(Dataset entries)
- - - - -
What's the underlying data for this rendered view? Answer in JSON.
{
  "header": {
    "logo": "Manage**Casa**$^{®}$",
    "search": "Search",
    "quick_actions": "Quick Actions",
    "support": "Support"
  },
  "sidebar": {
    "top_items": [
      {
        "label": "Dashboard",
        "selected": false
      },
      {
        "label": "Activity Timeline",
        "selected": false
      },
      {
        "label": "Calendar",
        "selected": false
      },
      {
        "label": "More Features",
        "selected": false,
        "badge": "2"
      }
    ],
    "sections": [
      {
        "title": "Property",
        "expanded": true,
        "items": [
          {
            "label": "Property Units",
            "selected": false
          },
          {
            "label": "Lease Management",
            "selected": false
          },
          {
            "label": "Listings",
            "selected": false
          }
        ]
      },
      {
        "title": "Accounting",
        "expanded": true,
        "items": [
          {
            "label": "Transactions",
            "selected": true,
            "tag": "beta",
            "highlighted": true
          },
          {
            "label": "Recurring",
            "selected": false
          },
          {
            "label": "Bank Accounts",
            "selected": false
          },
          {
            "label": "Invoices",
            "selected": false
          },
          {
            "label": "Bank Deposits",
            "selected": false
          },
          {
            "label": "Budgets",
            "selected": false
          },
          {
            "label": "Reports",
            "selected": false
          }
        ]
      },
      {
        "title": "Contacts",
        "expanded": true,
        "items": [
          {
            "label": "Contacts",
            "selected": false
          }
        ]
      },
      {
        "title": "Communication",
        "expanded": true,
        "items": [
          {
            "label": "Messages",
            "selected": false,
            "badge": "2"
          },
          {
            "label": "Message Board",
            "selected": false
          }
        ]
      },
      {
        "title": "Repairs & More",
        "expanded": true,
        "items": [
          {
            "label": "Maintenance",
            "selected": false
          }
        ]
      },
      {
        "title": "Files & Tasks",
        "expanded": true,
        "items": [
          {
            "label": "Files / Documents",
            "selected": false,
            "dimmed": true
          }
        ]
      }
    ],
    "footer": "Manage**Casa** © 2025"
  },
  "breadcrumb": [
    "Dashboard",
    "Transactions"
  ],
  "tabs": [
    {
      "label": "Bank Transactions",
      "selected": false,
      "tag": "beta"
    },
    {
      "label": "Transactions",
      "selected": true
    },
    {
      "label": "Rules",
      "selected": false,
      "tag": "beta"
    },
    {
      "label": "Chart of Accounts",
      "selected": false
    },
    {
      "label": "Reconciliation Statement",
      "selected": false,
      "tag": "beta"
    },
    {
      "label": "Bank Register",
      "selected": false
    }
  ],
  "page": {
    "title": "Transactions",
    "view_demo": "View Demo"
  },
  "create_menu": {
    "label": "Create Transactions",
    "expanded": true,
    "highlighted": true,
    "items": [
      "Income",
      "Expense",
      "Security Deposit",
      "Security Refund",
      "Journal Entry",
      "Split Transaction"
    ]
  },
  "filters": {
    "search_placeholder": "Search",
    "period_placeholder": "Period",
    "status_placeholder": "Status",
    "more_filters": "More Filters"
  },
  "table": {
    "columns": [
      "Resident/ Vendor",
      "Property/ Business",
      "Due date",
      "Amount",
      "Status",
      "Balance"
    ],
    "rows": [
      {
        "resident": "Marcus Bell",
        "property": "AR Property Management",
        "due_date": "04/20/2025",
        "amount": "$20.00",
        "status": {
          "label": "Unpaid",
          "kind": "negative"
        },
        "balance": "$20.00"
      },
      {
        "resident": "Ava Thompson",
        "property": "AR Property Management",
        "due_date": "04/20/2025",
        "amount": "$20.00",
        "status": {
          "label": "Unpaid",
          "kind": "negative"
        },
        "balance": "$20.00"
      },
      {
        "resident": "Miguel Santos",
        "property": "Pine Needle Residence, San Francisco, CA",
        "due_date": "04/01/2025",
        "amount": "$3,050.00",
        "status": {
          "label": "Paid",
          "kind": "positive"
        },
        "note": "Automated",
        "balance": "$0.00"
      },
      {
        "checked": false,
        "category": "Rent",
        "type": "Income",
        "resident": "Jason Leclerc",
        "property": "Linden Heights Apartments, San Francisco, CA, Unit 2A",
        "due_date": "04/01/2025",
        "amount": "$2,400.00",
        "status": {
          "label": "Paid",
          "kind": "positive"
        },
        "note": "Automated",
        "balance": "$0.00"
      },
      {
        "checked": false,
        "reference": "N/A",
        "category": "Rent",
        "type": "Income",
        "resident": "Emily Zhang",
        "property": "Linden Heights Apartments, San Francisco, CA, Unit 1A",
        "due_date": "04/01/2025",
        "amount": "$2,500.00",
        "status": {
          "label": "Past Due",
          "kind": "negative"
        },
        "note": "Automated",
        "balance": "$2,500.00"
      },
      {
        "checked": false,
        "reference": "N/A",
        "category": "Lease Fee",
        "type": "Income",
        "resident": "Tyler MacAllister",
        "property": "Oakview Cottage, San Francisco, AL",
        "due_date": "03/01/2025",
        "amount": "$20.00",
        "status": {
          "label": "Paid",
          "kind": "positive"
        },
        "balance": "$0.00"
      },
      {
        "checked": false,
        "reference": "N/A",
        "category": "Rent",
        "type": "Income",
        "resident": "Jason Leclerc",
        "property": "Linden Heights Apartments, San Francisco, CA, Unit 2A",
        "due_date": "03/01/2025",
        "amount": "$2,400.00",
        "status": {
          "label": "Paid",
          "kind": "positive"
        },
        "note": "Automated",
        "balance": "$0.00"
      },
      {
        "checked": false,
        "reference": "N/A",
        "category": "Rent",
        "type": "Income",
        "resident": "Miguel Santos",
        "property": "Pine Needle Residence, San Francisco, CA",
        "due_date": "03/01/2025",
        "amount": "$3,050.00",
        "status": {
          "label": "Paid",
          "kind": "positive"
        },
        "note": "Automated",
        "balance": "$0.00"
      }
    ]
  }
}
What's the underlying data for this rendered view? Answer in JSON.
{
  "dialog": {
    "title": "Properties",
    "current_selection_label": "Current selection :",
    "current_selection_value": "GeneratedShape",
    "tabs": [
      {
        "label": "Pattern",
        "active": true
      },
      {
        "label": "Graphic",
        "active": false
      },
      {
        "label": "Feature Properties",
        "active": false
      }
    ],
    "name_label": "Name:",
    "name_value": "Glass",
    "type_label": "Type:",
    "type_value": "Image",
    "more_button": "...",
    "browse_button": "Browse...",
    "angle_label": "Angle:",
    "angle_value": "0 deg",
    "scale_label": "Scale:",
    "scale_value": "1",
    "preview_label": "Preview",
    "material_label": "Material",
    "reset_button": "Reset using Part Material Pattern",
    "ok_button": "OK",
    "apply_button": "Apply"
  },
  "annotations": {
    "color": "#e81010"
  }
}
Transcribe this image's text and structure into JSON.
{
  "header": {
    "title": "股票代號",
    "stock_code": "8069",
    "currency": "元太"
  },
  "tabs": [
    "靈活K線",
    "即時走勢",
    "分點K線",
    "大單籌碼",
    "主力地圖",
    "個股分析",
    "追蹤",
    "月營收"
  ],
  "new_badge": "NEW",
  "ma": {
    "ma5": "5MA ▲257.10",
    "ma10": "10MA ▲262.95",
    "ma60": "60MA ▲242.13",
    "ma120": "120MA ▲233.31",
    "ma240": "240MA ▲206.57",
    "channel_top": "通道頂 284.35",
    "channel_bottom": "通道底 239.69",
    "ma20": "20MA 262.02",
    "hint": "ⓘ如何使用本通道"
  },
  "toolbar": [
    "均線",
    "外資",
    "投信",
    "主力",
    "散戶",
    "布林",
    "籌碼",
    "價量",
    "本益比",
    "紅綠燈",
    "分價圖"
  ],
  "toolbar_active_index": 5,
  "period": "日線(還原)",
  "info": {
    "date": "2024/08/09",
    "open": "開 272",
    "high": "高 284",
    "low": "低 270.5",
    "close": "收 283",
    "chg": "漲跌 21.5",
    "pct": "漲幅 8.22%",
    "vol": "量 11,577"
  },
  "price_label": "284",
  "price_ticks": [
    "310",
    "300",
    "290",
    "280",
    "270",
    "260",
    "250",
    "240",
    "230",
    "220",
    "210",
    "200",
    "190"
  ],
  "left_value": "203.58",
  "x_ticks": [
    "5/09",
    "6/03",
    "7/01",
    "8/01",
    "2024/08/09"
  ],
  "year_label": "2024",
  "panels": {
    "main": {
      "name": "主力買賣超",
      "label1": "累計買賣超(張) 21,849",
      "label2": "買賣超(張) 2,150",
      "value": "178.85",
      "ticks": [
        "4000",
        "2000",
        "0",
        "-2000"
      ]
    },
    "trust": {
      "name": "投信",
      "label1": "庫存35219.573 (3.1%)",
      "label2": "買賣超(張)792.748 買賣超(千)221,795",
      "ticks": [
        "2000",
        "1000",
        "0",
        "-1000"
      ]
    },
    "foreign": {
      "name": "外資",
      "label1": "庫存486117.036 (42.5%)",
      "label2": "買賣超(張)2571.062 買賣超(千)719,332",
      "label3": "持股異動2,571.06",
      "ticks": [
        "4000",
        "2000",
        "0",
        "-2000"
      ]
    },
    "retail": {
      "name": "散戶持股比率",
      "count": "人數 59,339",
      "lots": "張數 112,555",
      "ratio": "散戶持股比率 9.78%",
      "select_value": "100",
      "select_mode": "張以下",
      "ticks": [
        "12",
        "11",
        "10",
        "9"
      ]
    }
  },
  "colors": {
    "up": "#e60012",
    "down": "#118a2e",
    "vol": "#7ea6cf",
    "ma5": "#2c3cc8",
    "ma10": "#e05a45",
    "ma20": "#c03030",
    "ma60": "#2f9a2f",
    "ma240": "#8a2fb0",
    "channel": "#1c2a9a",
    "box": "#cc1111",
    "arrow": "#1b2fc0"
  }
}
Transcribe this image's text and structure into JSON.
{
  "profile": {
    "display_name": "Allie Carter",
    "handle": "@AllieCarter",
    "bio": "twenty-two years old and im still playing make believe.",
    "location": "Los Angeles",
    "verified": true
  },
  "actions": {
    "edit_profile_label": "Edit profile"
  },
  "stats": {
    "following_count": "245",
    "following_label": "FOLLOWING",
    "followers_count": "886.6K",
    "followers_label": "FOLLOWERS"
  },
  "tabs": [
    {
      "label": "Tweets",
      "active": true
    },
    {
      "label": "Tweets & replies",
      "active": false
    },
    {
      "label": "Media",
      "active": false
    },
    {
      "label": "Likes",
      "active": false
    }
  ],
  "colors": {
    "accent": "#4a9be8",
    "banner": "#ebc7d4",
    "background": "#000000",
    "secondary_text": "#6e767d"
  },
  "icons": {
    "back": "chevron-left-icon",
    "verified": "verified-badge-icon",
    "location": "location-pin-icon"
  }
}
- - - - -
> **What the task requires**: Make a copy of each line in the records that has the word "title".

> **Answer below**:
        "title": "Property",
        "title": "Accounting",
        "title": "Contacts",
        "title": "Communication",
        "title": "Repairs & More",
        "title": "Files & Tasks",
    "title": "Transactions",
    "title": "Properties",
    "title": "股票代號",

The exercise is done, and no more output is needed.